Since more than 100 years, the German ice service has been committed to the safety and easiness of ship navigation. We work costumer-orientated and competent, advise costumers currently and fast, and inform about local, regional and global ice conditions of the seas. In order to do so, the German ice service provides different regional ice reports. The Amtsblatt (ice report) describes the ice situation in the North Sea and the Baltic Sea in English with a German summary. Ice conditions at the German coast are reported more detailed in the Ostseebericht and Nordseebericht, respectively, in German language.
Our ice reports and ice charts, which ease the planning and performance of ice navigation in the Baltic Sea and North Sea, can be found in the Data Section.
The German ice service cooperates closely with the other ice services of the world. At least once per year, the services get together in order to coordinate the collaboration and to develop product improvements.

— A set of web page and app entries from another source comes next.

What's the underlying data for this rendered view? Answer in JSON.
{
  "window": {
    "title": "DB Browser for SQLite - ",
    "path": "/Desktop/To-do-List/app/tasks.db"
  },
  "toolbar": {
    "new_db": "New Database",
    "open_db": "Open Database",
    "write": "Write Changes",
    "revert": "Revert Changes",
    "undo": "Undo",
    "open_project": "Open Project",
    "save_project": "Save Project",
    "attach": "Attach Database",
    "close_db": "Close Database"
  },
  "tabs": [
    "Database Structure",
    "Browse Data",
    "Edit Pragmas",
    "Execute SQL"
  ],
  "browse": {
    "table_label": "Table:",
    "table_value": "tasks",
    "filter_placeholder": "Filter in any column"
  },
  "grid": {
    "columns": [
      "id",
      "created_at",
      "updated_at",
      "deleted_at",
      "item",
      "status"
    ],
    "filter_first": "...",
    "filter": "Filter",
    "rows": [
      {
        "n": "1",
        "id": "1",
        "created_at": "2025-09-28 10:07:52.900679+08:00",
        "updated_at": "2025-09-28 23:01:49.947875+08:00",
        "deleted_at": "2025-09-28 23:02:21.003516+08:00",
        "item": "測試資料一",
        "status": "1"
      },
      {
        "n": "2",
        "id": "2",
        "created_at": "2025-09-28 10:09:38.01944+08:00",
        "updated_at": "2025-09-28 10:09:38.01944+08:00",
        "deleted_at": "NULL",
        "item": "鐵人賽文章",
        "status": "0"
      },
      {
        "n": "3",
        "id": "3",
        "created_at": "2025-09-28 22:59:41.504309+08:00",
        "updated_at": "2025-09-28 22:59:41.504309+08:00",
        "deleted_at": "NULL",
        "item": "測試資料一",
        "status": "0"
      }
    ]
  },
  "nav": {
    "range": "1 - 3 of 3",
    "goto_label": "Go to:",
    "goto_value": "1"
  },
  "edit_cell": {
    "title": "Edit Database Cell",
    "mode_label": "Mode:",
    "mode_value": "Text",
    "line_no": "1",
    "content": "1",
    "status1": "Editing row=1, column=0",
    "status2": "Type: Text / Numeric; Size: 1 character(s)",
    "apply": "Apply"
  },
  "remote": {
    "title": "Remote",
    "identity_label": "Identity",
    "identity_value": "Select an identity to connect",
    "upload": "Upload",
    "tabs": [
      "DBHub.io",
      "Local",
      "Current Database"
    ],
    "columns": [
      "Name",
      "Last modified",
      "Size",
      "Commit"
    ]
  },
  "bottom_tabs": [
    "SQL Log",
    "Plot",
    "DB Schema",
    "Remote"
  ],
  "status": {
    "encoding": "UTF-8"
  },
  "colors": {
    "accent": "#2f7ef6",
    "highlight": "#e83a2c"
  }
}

The most important committees are here:
- International Ice Charting Working Group (IICWG),
- Expert Team on Sea Ice der Joint Commision of Oceanography and Marine Meteorology von WMO und IOC (ETSI)
- Baltic Sea Ice Meeting (BSIM).
Further information on the world’s ice services can be found at Sea-Ice Information Services in the World
Ice charts describe the ice situation graphically. The most important parameters are the sea-ice coverage and the sea-ice thickness. Depending on the ice chart, further information like occurrence of pressure ridges, cracks and leads or floe size is also given. Nowadays mainly satellite data (passive microwave-radiometer data, optical measurements, radar data) from different providers are used in the production of ice charts. However, in-situ observations from our voluntary ice observers should not be underestimated, since they can provide information which yet cannot be observed by satellites.
In the past, and to a greater or lesser extent still today, ice information is displayed on paper ice charts with a fixed geographic area. The only difference is that ice charts are nowadays not really printed out but rather are used as pdf-files. However, actual ice charts nowadays also exist in digital vector file formats, for example in the S411 standard format for the usage on ECDIS units onboard ships, or on other GIS systems. Since winter 2012/2013, the German ice service at the BSH provides ice charts in this S411 format, and also converts ice charts from other ice services into this format. These ice charts can be obtained via the Ice Logistics Portal.